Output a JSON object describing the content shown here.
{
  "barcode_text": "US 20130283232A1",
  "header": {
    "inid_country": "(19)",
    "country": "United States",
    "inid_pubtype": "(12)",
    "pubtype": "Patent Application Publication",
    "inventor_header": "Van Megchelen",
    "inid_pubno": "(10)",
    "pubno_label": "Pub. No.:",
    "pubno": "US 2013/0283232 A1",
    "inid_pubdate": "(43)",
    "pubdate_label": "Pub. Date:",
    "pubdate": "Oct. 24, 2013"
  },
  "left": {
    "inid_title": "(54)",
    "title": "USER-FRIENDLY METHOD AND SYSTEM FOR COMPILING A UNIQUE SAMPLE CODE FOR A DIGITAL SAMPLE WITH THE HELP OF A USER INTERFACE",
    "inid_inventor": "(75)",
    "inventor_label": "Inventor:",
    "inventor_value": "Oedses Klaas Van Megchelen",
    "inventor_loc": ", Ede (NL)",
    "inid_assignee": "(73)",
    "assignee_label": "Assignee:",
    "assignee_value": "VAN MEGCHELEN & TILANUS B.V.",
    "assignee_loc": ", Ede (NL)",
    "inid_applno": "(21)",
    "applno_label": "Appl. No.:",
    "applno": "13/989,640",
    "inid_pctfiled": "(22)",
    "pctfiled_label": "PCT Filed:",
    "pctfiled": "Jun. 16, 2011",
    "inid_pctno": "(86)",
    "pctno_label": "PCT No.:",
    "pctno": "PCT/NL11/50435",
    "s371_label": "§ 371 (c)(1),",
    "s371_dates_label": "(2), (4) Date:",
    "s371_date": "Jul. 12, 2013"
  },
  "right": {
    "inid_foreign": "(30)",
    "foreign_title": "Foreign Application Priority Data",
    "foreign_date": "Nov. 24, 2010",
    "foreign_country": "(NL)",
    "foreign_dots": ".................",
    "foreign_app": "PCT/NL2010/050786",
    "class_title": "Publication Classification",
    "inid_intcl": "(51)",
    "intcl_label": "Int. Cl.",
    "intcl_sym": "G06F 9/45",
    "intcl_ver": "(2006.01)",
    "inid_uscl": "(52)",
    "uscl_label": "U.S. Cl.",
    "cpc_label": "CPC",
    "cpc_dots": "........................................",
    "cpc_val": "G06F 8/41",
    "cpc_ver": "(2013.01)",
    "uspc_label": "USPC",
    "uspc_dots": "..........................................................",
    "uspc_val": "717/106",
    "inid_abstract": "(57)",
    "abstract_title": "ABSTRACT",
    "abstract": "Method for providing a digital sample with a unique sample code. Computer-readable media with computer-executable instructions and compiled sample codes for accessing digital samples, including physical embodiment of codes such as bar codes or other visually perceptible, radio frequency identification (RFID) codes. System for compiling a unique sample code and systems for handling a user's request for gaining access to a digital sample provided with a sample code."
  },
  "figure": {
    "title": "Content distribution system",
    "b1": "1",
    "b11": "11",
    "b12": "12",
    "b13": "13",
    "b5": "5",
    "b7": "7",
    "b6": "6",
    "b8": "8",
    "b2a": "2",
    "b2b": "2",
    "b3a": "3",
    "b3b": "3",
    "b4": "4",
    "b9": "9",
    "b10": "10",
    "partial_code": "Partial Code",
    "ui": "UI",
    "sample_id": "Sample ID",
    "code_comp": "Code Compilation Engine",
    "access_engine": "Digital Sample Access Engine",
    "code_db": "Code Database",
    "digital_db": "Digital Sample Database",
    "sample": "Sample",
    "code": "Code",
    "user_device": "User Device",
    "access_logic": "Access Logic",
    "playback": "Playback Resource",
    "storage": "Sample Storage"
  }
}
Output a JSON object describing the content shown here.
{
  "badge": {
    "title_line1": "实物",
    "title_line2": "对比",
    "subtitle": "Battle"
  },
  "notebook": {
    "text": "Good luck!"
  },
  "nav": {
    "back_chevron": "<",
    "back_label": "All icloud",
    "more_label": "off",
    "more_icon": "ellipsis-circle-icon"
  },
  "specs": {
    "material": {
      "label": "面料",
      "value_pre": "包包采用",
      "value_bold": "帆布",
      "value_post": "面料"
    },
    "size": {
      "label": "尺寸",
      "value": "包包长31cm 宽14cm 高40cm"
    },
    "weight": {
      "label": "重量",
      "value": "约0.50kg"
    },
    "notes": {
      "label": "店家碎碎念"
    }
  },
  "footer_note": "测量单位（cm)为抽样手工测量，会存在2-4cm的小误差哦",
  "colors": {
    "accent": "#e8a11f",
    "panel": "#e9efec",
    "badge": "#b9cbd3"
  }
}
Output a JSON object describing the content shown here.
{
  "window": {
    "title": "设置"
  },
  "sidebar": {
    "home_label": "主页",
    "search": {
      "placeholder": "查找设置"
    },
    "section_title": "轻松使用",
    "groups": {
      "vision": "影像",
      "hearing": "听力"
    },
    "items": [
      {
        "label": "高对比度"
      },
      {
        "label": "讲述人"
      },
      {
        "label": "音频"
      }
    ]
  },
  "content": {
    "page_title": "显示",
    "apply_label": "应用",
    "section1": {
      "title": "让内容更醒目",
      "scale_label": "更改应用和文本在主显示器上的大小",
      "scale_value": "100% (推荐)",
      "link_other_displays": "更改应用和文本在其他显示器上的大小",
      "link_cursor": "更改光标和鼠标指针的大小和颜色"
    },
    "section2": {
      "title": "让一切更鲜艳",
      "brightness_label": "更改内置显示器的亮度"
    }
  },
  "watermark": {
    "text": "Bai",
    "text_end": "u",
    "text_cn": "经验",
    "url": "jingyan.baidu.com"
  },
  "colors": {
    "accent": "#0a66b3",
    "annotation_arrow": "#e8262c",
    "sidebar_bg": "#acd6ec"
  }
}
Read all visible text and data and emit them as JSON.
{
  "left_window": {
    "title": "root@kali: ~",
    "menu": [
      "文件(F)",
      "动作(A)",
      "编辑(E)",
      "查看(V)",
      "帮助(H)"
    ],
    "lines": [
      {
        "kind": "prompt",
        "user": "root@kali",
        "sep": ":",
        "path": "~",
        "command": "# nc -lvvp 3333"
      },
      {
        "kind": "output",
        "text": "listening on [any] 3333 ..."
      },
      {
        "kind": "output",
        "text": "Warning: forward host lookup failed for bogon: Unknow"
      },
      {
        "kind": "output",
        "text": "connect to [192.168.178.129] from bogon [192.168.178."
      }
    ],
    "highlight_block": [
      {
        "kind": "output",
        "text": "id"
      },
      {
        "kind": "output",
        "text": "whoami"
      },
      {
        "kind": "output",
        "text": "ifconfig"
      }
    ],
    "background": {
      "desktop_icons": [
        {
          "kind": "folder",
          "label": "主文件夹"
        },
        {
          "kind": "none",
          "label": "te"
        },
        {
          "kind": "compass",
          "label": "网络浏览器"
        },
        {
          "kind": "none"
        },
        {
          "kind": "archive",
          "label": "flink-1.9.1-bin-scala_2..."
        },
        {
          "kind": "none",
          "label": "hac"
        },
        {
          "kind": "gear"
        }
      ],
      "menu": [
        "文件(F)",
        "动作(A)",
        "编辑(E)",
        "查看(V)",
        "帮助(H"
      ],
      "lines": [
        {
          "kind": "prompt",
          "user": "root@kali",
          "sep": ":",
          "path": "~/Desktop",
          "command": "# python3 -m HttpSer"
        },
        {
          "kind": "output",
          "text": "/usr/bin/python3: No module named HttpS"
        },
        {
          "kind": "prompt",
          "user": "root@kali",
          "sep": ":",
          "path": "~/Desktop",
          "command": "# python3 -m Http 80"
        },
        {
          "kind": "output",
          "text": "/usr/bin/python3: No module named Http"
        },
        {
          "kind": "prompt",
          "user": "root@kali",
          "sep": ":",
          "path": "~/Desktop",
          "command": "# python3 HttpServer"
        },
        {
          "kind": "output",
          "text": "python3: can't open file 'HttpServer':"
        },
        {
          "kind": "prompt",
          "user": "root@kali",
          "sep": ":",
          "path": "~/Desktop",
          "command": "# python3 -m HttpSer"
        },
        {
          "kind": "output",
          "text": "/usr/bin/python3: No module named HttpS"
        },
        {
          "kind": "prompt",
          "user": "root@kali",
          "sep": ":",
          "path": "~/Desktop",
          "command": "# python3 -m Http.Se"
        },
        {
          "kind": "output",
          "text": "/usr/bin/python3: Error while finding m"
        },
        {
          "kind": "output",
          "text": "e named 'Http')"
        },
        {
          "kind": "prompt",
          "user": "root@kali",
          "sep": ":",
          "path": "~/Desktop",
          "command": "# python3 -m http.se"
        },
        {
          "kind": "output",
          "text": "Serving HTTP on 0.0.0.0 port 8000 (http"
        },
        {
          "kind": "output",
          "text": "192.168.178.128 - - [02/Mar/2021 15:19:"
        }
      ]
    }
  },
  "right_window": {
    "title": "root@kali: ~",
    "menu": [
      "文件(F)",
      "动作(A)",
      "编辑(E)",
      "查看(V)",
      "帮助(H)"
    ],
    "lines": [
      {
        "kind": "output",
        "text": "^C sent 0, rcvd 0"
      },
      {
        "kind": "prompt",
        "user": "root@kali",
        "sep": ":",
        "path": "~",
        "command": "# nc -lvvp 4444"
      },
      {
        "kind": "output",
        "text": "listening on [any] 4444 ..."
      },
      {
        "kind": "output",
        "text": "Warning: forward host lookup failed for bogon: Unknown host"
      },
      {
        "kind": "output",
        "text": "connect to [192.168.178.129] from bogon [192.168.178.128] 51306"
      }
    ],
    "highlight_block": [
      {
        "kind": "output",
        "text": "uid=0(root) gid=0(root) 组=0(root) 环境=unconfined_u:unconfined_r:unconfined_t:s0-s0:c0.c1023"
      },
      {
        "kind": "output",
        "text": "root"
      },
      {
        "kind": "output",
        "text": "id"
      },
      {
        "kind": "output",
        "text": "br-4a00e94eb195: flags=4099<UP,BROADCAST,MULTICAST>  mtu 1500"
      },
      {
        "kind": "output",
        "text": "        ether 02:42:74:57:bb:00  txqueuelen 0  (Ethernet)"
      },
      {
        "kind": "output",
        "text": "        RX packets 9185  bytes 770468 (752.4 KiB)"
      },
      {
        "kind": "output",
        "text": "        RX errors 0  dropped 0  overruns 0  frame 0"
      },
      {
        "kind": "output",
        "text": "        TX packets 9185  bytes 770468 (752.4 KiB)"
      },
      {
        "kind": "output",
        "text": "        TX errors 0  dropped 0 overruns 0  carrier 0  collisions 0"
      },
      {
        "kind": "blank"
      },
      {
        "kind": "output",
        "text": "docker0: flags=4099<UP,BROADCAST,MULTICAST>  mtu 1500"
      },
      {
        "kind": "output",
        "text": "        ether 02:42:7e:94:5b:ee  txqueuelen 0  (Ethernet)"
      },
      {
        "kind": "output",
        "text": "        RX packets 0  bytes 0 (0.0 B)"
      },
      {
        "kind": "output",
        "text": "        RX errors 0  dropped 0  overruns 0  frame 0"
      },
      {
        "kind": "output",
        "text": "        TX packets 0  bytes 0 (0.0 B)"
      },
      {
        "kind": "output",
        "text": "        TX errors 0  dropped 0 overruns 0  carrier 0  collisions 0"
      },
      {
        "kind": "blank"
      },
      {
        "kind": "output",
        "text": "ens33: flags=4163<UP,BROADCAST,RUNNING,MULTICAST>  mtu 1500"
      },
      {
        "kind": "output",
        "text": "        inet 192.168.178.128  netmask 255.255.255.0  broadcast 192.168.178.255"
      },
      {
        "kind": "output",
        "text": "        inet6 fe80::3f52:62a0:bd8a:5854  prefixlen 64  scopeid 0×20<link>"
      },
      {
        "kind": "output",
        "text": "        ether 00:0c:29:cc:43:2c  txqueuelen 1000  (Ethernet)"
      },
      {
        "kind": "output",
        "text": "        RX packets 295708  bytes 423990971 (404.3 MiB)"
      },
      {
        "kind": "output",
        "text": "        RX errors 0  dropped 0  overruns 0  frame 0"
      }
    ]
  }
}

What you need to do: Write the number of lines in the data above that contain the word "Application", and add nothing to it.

Written answer: 2